Big, dumb, fast and loud, Pacific Rim Uprising is everything you might expect from a sequel that feels like it was willed into existence by corporate executives desperate to make a profit with someone else’s money.
No one on the face of the Earth needed this film and there is no external evidence that anyone who worked on the film had a burning creative desire to make it, either. Still, those of us who work in widget factories probably don’t have a burning desire to make widgets, either, but if we’re conscientious about it, we can probably make a pretty darn good approximation of a widget, one that will please our bosses, lure potential buyers to purchase one before they realize they don’t really need another widget, and possibly turn a profit and enable us to keep our job making widgets.
And so we have Pacific Rim Uprising, a sequel to Guillermo del Toro’s Pacific Rim, which pitted giant robots versus giant monsters in a desperate attempt to stave off a worldwide apocalypse. At its heart, del Toro’s movie recreated Japanese monster movies of the 1950s and 60s in a somewhat fresh and somewhat twisted manner, which made it very enjoyable to watch.
Director Steven S. DeKnight, working from a screenplay credited to himself, Emily Carmichael, Kira Snyder and T.S. Nowlin, is a seasoned veteran of the genre wars. After starting with MTV’s zippy Undressed series, he gained experience writing for Buffy the Vampire Slayer, Angel and Smallville, moved on to a couple of Spartacus spin-off series before developing Daredevil as a series for Marvel and Netflix.
Although Pacific Rim Uprising is his feature directorial debut, he has helmed several of his episodic shows over the years and clearly knows what is expected. Thus, the new film is as creatively satisfying as any of the sequels to Gojira (1954), which is to say, not very.
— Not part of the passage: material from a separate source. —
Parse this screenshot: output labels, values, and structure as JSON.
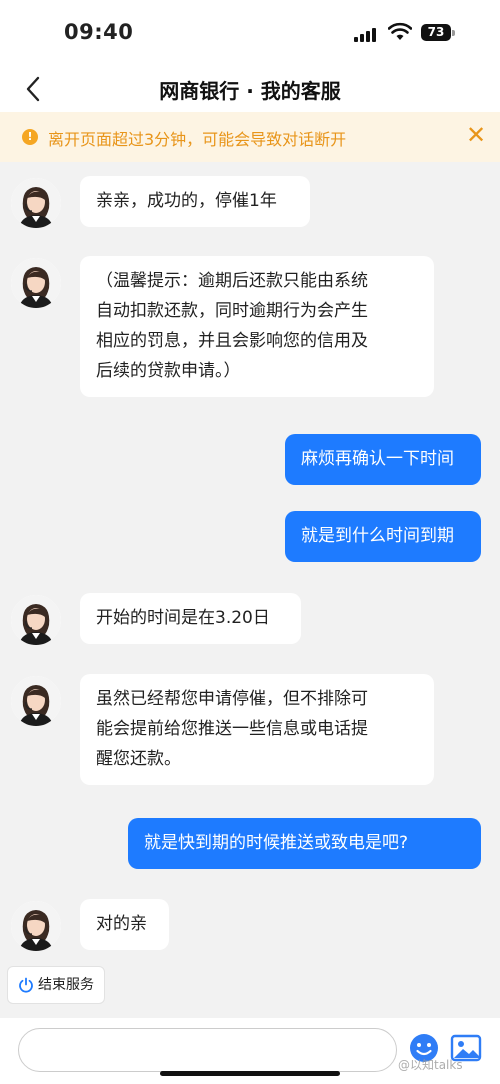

But fun? Yes, Pacific Rim Uprising is a lot of fun to watch. Watching an early battle sequence convinced me that: (a) they spent far too much money on the visual effects; and (b) I’m glad they spent all that money on visual effects. The film’s very reason for existence is tied up in those effects and the spectacle of giant robots fighting giant robots (and also giant monsters, eventually) and destroying giant cities.
Japan gets the brunt of the destruction, and a quick conclusion could be fairly drawn that all Japanese people (and buildings) are expendable in this film. Of course, all Japanese people were also expendable in Gojira and its many sequels and spin-offs, but that feels OK because in those cases, it was almost entirely Japanese filmmakers who were destroying their own (fake) country and fellow citizens.
So it’s difficult to throw off entirely the vanquishing of Japan — or, at least, one giant city there — but, really, let’s be honest: some city must be fictionally destroyed in order to satisfy the demands of the genre, and we (barely) see anyone suffering. Oh, when one character is killed, another character is visibly moved for a few minutes, but then it’s onward and upward with the action.
On a more visceral, much more juvenile level, I was entirely satisfied by Pacific Rim Uprising. John Boyega plays a version of himself that is upbeat and full of self-deprecating wit, Scott Eastwood plays a version of himself that is made of solid wood, young Cailee Spaeny plays a short young woman who is full of vim and vigor, Charlie Day is as annoying as always (which I think is intentional) and Tian Jing gets to show leadership skills and a welcome edge of determined evil.
Pacific Rim Uprising is even more satisfying if you go to a matinee screening and pay less money, as I did at the Alamo Drafthouse in Richardson this morning. If you go, make sure it’s to a theater that will play the film as loudly as possible.
The film is now playing in many theaters throughout Dallas and Fort Worth.